On January 30, the software developer Pokkst published a blog post sharing his experience of how he’s been maintaining the Java BCH library bitcoincashj for the last 10 months. At one time Pokkst used to develop BTC applications, but then switched to working with BCH in March 2019. The programmer explained how he put a lot of work into the bitcoincashj library after forking it from Mike Hearn’s original bitcoinj implementation.
Software Developer Pokkst Adds a Number of Improvements to the Bitcoincashj Java Library
This week BCH supporters read a blog post from the developer Pokkst who explained he’s been working on the Java implementation for the Bitcoin Cash (BCH) protocol (bitcoincashj) over the last 10 months. Pokkst is a programmer who used to write applications for BTC but in March 2019 he switched to developing BCH applications. At the time, in a blog post called “Why I’m moving to BCH,” Pokkst said that he liked innovation and had “high hopes” for the Lightning Network. “Unfortunately, the Lightning Network is an over-engineered mess,” Pokkst stressed. “Trying to walk someone through depositing Bitcoin to a wallet, opening a channel and routing the payment through the network, then explaining why larger payments do not route well will kill adoption of the Lightning Network.”
Since then, Pokkst has been very active within the BCH community and he has developed a number of applications. During the last week of March 2019, news.Bitcoin.com reported on Pokkst’s photo gallery application that makes a BCH wallet look like a smartphone photo folder. The developer also released the Crescent Cash (CC) wallet which became the third BCH light client to adopt the Cash Accounts protocol.
In April 2019, CC added Simple Ledger Protocol (SLP) token support. The following month, Pokkst implemented a new feature to CC that allows people to send bitcoin cash through a text message. Pokkst is also known for his work on the platform Tipbitcoin.cash, a tool that gives anyone the ability to tip their favorite streamer on Twitch using bitcoin cash. In addition to all the applications and wallets, the developer also worked on bitcoincashj, a Java implementation for Bitcoin Cash.
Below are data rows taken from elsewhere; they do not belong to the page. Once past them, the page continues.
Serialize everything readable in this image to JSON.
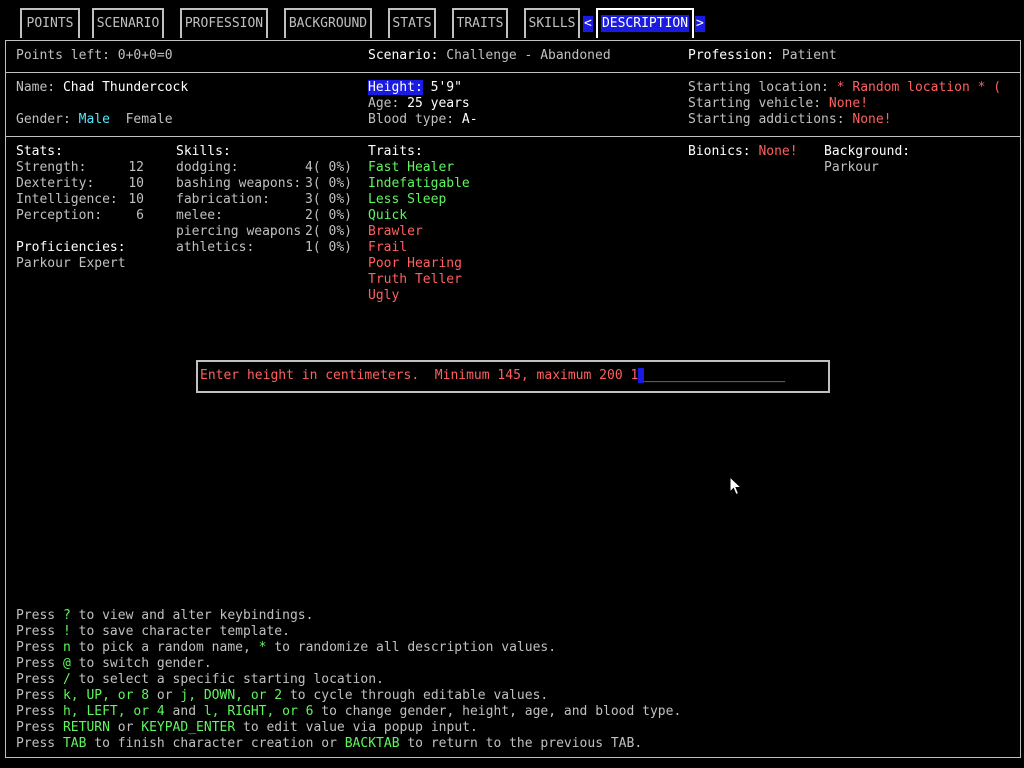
{
  "tabs": [
    {
      "label": "POINTS"
    },
    {
      "label": "SCENARIO"
    },
    {
      "label": "PROFESSION"
    },
    {
      "label": "BACKGROUND"
    },
    {
      "label": "STATS"
    },
    {
      "label": "TRAITS"
    },
    {
      "label": "SKILLS"
    },
    {
      "label": "DESCRIPTION",
      "active": true
    }
  ],
  "nav": {
    "prev": "<",
    "next": ">"
  },
  "header": {
    "points": "Points left: 0+0+0=0",
    "scenario_label": "Scenario:",
    "scenario_value": "Challenge - Abandoned",
    "profession_label": "Profession:",
    "profession_value": "Patient"
  },
  "description": {
    "name_label": "Name:",
    "name_value": "Chad Thundercock",
    "gender_label": "Gender:",
    "gender_male": "Male",
    "gender_female": "Female",
    "height_label": "Height:",
    "height_value": "5'9\"",
    "age_label": "Age:",
    "age_value": "25 years",
    "blood_label": "Blood type:",
    "blood_value": "A-",
    "location_label": "Starting location:",
    "location_value": "* Random location * (",
    "vehicle_label": "Starting vehicle:",
    "vehicle_value": "None!",
    "addictions_label": "Starting addictions:",
    "addictions_value": "None!"
  },
  "stats": {
    "title": "Stats:",
    "items": [
      {
        "name": "Strength:",
        "value": "12"
      },
      {
        "name": "Dexterity:",
        "value": "10"
      },
      {
        "name": "Intelligence:",
        "value": "10"
      },
      {
        "name": "Perception:",
        "value": "6"
      }
    ]
  },
  "proficiencies": {
    "title": "Proficiencies:",
    "items": [
      "Parkour Expert"
    ]
  },
  "skills": {
    "title": "Skills:",
    "items": [
      {
        "name": "dodging:",
        "value": "4( 0%)"
      },
      {
        "name": "bashing weapons:",
        "value": "3( 0%)"
      },
      {
        "name": "fabrication:",
        "value": "3( 0%)"
      },
      {
        "name": "melee:",
        "value": "2( 0%)"
      },
      {
        "name": "piercing weapons",
        "value": "2( 0%)"
      },
      {
        "name": "athletics:",
        "value": "1( 0%)"
      }
    ]
  },
  "traits": {
    "title": "Traits:",
    "items": [
      {
        "name": "Fast Healer",
        "color": "#5ff55f"
      },
      {
        "name": "Indefatigable",
        "color": "#5ff55f"
      },
      {
        "name": "Less Sleep",
        "color": "#5ff55f"
      },
      {
        "name": "Quick",
        "color": "#5ff55f"
      },
      {
        "name": "Brawler",
        "color": "#ff5f5f"
      },
      {
        "name": "Frail",
        "color": "#ff5f5f"
      },
      {
        "name": "Poor Hearing",
        "color": "#ff5f5f"
      },
      {
        "name": "Truth Teller",
        "color": "#ff5f5f"
      },
      {
        "name": "Ugly",
        "color": "#ff5f5f"
      }
    ]
  },
  "bionics": {
    "label": "Bionics:",
    "value": "None!"
  },
  "background": {
    "title": "Background:",
    "value": "Parkour"
  },
  "popup": {
    "prompt": "Enter height in centimeters.  Minimum 145, maximum 200",
    "input_value": "1",
    "input_fill": "__________________"
  },
  "help": [
    [
      {
        "t": "Press ",
        "c": "g"
      },
      {
        "t": "?",
        "c": "G"
      },
      {
        "t": " to view and alter keybindings.",
        "c": "g"
      }
    ],
    [
      {
        "t": "Press ",
        "c": "g"
      },
      {
        "t": "!",
        "c": "G"
      },
      {
        "t": " to save character template.",
        "c": "g"
      }
    ],
    [
      {
        "t": "Press ",
        "c": "g"
      },
      {
        "t": "n",
        "c": "G"
      },
      {
        "t": " to pick a random name, ",
        "c": "g"
      },
      {
        "t": "*",
        "c": "G"
      },
      {
        "t": " to randomize all description values.",
        "c": "g"
      }
    ],
    [
      {
        "t": "Press ",
        "c": "g"
      },
      {
        "t": "@",
        "c": "G"
      },
      {
        "t": " to switch gender.",
        "c": "g"
      }
    ],
    [
      {
        "t": "Press ",
        "c": "g"
      },
      {
        "t": "/",
        "c": "G"
      },
      {
        "t": " to select a specific starting location.",
        "c": "g"
      }
    ],
    [
      {
        "t": "Press ",
        "c": "g"
      },
      {
        "t": "k, UP, or 8",
        "c": "G"
      },
      {
        "t": " or ",
        "c": "g"
      },
      {
        "t": "j, DOWN, or 2",
        "c": "G"
      },
      {
        "t": " to cycle through editable values.",
        "c": "g"
      }
    ],
    [
      {
        "t": "Press ",
        "c": "g"
      },
      {
        "t": "h, LEFT, or 4",
        "c": "G"
      },
      {
        "t": " and ",
        "c": "g"
      },
      {
        "t": "l, RIGHT, or 6",
        "c": "G"
      },
      {
        "t": " to change gender, height, age, and blood type.",
        "c": "g"
      }
    ],
    [
      {
        "t": "Press ",
        "c": "g"
      },
      {
        "t": "RETURN",
        "c": "G"
      },
      {
        "t": " or ",
        "c": "g"
      },
      {
        "t": "KEYPAD_ENTER",
        "c": "G"
      },
      {
        "t": " to edit value via popup input.",
        "c": "g"
      }
    ],
    [
      {
        "t": "Press ",
        "c": "g"
      },
      {
        "t": "TAB",
        "c": "G"
      },
      {
        "t": " to finish character creation or ",
        "c": "g"
      },
      {
        "t": "BACKTAB",
        "c": "G"
      },
      {
        "t": " to return to the previous TAB.",
        "c": "g"
      }
    ]
  ]
}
“I like Java for programming — For me, it’s easy to develop quick prototypes for. It’s also the language used for Android apps,” Pokkst wrote on the read.cash platform on Thursday. “Because of this, I liked using bitcoinj when developing BTC applications back in the day.” The software developer added:
Since I wanted to port my existing apps over to Bitcoin Cash, I needed an active bitcoinj library for Bitcoin Cash. I looked at bitcoinj.cash but by the time I moved to Bitcoin Cash, the maintainer for this fork moved to BSV.
Feel free to read. License.